:: Given entries

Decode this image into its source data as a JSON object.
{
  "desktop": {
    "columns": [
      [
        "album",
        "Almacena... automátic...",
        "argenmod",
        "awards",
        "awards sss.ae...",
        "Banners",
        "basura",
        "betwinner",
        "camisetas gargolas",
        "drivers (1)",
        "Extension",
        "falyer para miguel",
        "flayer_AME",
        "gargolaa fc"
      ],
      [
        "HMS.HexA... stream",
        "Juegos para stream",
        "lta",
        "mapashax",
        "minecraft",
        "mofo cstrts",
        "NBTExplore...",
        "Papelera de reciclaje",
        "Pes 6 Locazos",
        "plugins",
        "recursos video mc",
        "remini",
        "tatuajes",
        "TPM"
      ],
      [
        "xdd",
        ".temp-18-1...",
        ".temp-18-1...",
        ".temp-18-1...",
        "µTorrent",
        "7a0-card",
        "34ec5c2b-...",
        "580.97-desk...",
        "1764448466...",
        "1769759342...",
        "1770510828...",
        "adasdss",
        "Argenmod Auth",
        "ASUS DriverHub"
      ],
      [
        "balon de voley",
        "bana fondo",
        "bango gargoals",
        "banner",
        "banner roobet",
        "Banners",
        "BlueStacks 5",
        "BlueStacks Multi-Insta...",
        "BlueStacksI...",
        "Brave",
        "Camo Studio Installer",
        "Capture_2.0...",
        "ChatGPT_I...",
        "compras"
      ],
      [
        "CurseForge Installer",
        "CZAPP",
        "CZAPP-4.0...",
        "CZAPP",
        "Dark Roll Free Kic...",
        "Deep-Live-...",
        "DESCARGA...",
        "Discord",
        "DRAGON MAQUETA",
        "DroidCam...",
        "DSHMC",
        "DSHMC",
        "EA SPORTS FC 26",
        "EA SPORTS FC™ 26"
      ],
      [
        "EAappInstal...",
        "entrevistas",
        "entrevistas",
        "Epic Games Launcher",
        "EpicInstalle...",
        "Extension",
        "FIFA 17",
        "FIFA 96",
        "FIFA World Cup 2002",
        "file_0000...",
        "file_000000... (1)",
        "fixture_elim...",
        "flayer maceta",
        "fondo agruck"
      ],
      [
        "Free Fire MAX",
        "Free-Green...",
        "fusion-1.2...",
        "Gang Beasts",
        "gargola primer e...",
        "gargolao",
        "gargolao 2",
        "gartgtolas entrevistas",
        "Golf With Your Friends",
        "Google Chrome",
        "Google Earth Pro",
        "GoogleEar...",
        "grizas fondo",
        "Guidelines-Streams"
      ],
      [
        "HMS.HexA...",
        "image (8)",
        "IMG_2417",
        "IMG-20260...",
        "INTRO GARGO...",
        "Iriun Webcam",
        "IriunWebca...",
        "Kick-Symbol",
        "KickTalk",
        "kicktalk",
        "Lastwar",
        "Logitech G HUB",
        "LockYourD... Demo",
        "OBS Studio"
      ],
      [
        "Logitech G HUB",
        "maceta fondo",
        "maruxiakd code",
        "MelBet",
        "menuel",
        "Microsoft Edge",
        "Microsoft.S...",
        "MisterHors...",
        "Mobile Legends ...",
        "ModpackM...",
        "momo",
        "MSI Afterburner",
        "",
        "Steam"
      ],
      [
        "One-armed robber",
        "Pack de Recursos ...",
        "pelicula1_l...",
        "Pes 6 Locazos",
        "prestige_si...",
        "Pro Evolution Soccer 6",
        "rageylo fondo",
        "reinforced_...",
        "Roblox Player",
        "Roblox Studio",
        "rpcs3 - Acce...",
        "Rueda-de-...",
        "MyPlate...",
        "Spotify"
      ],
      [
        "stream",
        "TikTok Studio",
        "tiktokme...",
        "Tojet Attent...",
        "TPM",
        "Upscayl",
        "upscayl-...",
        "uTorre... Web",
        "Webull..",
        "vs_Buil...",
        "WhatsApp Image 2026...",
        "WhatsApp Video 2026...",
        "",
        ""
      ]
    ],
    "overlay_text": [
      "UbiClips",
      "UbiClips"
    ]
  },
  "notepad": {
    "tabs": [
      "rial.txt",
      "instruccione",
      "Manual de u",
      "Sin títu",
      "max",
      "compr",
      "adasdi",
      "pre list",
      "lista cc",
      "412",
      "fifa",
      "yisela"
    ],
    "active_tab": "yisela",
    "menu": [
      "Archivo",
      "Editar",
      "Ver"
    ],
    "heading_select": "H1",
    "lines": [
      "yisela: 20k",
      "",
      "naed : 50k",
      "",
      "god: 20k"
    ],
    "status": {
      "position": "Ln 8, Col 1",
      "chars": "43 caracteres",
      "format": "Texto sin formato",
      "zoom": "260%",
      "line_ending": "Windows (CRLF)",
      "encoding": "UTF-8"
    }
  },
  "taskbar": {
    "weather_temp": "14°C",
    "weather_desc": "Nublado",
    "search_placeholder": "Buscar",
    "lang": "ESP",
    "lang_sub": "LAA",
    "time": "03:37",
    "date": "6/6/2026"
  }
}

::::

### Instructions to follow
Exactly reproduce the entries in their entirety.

### Solution to the problem
Decode this image into its source data as a JSON object.
{
  "desktop": {
    "columns": [
      [
        "album",
        "Almacena... automátic...",
        "argenmod",
        "awards",
        "awards sss.ae...",
        "Banners",
        "basura",
        "betwinner",
        "camisetas gargolas",
        "drivers (1)",
        "Extension",
        "falyer para miguel",
        "flayer_AME",
        "gargolaa fc"
      ],
      [
        "HMS.HexA... stream",
        "Juegos para stream",
        "lta",
        "mapashax",
        "minecraft",
        "mofo cstrts",
        "NBTExplore...",
        "Papelera de reciclaje",
        "Pes 6 Locazos",
        "plugins",
        "recursos video mc",
        "remini",
        "tatuajes",
        "TPM"
      ],
      [
        "xdd",
        ".temp-18-1...",
        ".temp-18-1...",
        ".temp-18-1...",
        "µTorrent",
        "7a0-card",
        "34ec5c2b-...",
        "580.97-desk...",
        "1764448466...",
        "1769759342...",
        "1770510828...",
        "adasdss",
        "Argenmod Auth",
        "ASUS DriverHub"
      ],
      [
        "balon de voley",
        "bana fondo",
        "bango gargoals",
        "banner",
        "banner roobet",
        "Banners",
        "BlueStacks 5",
        "BlueStacks Multi-Insta...",
        "BlueStacksI...",
        "Brave",
        "Camo Studio Installer",
        "Capture_2.0...",
        "ChatGPT_I...",
        "compras"
      ],
      [
        "CurseForge Installer",
        "CZAPP",
        "CZAPP-4.0...",
        "CZAPP",
        "Dark Roll Free Kic...",
        "Deep-Live-...",
        "DESCARGA...",
        "Discord",
        "DRAGON MAQUETA",
        "DroidCam...",
        "DSHMC",
        "DSHMC",
        "EA SPORTS FC 26",
        "EA SPORTS FC™ 26"
      ],
      [
        "EAappInstal...",
        "entrevistas",
        "entrevistas",
        "Epic Games Launcher",
        "EpicInstalle...",
        "Extension",
        "FIFA 17",
        "FIFA 96",
        "FIFA World Cup 2002",
        "file_0000...",
        "file_000000... (1)",
        "fixture_elim...",
        "flayer maceta",
        "fondo agruck"
      ],
      [
        "Free Fire MAX",
        "Free-Green...",
        "fusion-1.2...",
        "Gang Beasts",
        "gargola primer e...",
        "gargolao",
        "gargolao 2",
        "gartgtolas entrevistas",
        "Golf With Your Friends",
        "Google Chrome",
        "Google Earth Pro",
        "GoogleEar...",
        "grizas fondo",
        "Guidelines-Streams"
      ],
      [
        "HMS.HexA...",
        "image (8)",
        "IMG_2417",
        "IMG-20260...",
        "INTRO GARGO...",
        "Iriun Webcam",
        "IriunWebca...",
        "Kick-Symbol",
        "KickTalk",
        "kicktalk",
        "Lastwar",
        "Logitech G HUB",
        "LockYourD... Demo",
        "OBS Studio"
      ],
      [
        "Logitech G HUB",
        "maceta fondo",
        "maruxiakd code",
        "MelBet",
        "menuel",
        "Microsoft Edge",
        "Microsoft.S...",
        "MisterHors...",
        "Mobile Legends ...",
        "ModpackM...",
        "momo",
        "MSI Afterburner",
        "",
        "Steam"
      ],
      [
        "One-armed robber",
        "Pack de Recursos ...",
        "pelicula1_l...",
        "Pes 6 Locazos",
        "prestige_si...",
        "Pro Evolution Soccer 6",
        "rageylo fondo",
        "reinforced_...",
        "Roblox Player",
        "Roblox Studio",
        "rpcs3 - Acce...",
        "Rueda-de-...",
        "MyPlate...",
        "Spotify"
      ],
      [
        "stream",
        "TikTok Studio",
        "tiktokme...",
        "Tojet Attent...",
        "TPM",
        "Upscayl",
        "upscayl-...",
        "uTorre... Web",
        "Webull..",
        "vs_Buil...",
        "WhatsApp Image 2026...",
        "WhatsApp Video 2026...",
        "",
        ""
      ]
    ],
    "overlay_text": [
      "UbiClips",
      "UbiClips"
    ]
  },
  "notepad": {
    "tabs": [
      "rial.txt",
      "instruccione",
      "Manual de u",
      "Sin títu",
      "max",
      "compr",
      "adasdi",
      "pre list",
      "lista cc",
      "412",
      "fifa",
      "yisela"
    ],
    "active_tab": "yisela",
    "menu": [
      "Archivo",
      "Editar",
      "Ver"
    ],
    "heading_select": "H1",
    "lines": [
      "yisela: 20k",
      "",
      "naed : 50k",
      "",
      "god: 20k"
    ],
    "status": {
      "position": "Ln 8, Col 1",
      "chars": "43 caracteres",
      "format": "Texto sin formato",
      "zoom": "260%",
      "line_ending": "Windows (CRLF)",
      "encoding": "UTF-8"
    }
  },
  "taskbar": {
    "weather_temp": "14°C",
    "weather_desc": "Nublado",
    "search_placeholder": "Buscar",
    "lang": "ESP",
    "lang_sub": "LAA",
    "time": "03:37",
    "date": "6/6/2026"
  }
}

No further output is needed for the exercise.